:: Work item ::
In the records below, which lines include "count"? Copy them.

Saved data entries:

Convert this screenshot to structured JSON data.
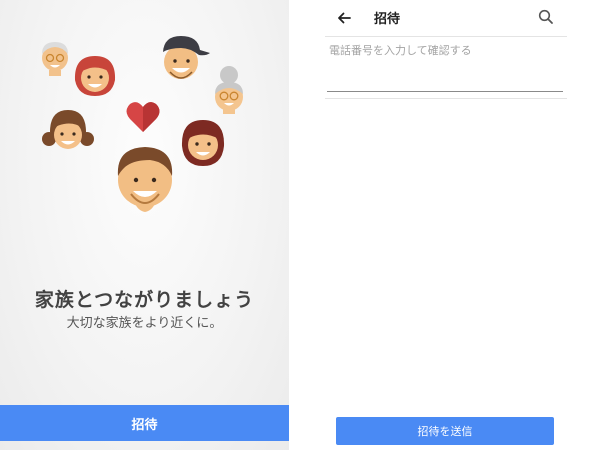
{
  "left_screen": {
    "headline": "家族とつながりましょう",
    "subline": "大切な家族をより近くに。",
    "invite_button": "招待"
  },
  "right_screen": {
    "title": "招待",
    "phone_placeholder": "電話番号を入力して確認する",
    "phone_value": "",
    "send_button": "招待を送信"
  },
  "icons": {
    "back": "arrow-left-icon",
    "search": "search-icon",
    "heart": "heart-icon"
  },
  "colors": {
    "accent": "#4a8af4",
    "heart": "#d64545"
  }
}
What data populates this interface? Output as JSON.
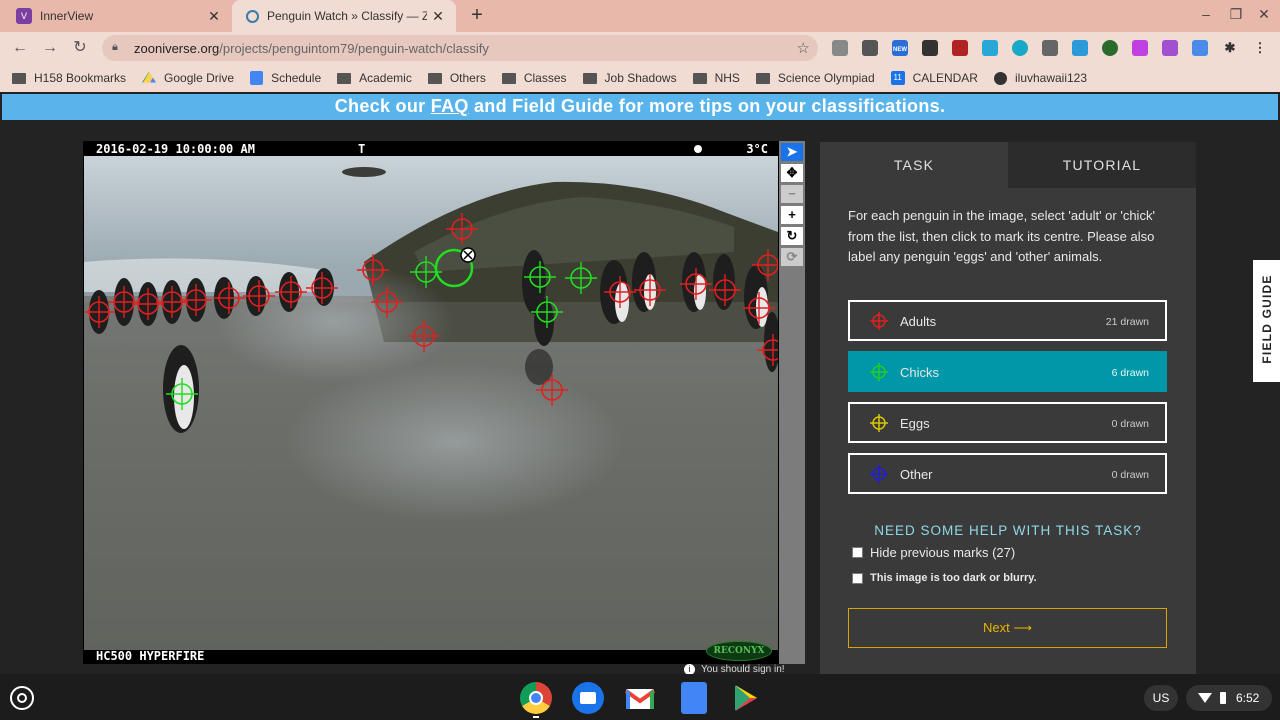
{
  "browser": {
    "tabs": [
      {
        "title": "InnerView",
        "icon": "innerview-icon",
        "active": false
      },
      {
        "title": "Penguin Watch » Classify — Zoo",
        "icon": "zooniverse-icon",
        "active": true
      }
    ],
    "url_domain": "zooniverse.org",
    "url_path": "/projects/penguintom79/penguin-watch/classify",
    "extension_badge_new": "NEW",
    "bookmarks": [
      {
        "label": "H158 Bookmarks",
        "icon": "folder-icon"
      },
      {
        "label": "Google Drive",
        "icon": "google-drive-icon"
      },
      {
        "label": "Schedule",
        "icon": "docs-icon"
      },
      {
        "label": "Academic",
        "icon": "folder-icon"
      },
      {
        "label": "Others",
        "icon": "folder-icon"
      },
      {
        "label": "Classes",
        "icon": "folder-icon"
      },
      {
        "label": "Job Shadows",
        "icon": "folder-icon"
      },
      {
        "label": "NHS",
        "icon": "folder-icon"
      },
      {
        "label": "Science Olympiad",
        "icon": "folder-icon"
      },
      {
        "label": "CALENDAR",
        "icon": "calendar-icon"
      },
      {
        "label": "iluvhawaii123",
        "icon": "globe-icon"
      }
    ]
  },
  "page": {
    "banner_before": "Check our ",
    "banner_link": "FAQ",
    "banner_after": " and Field Guide for more tips on your classifications.",
    "camera": {
      "timestamp": "2016-02-19 10:00:00 AM",
      "flag": "T",
      "temperature": "3°C",
      "model": "HC500 HYPERFIRE",
      "brand": "RECONYX"
    },
    "sign_in_note": "You should sign in!",
    "task_tabs": [
      "TASK",
      "TUTORIAL"
    ],
    "instructions": "For each penguin in the image, select 'adult' or 'chick' from the list, then click to mark its centre. Please also label any penguin 'eggs' and 'other' animals.",
    "choices": [
      {
        "label": "Adults",
        "count": "21 drawn",
        "color": "#e02020",
        "selected": false
      },
      {
        "label": "Chicks",
        "count": "6 drawn",
        "color": "#22cc22",
        "selected": true
      },
      {
        "label": "Eggs",
        "count": "0 drawn",
        "color": "#d8c800",
        "selected": false
      },
      {
        "label": "Other",
        "count": "0 drawn",
        "color": "#2020d0",
        "selected": false
      }
    ],
    "help_heading": "NEED SOME HELP WITH THIS TASK?",
    "hide_marks_label": "Hide previous marks (27)",
    "too_dark_label": "This image is too dark or blurry.",
    "next_label": "Next ⟶",
    "field_guide_label": "FIELD GUIDE",
    "marks": {
      "adult_color": "#e02020",
      "chick_color": "#22dd22",
      "adults_drawn": 21,
      "chicks_drawn": 6
    }
  },
  "shelf": {
    "apps": [
      "chrome-icon",
      "files-icon",
      "gmail-icon",
      "docs-icon",
      "play-store-icon"
    ],
    "language": "US",
    "time": "6:52"
  }
}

:: Solved problem ::
        "count": "21 drawn",
        "count": "6 drawn",
        "count": "0 drawn",
        "count": "0 drawn",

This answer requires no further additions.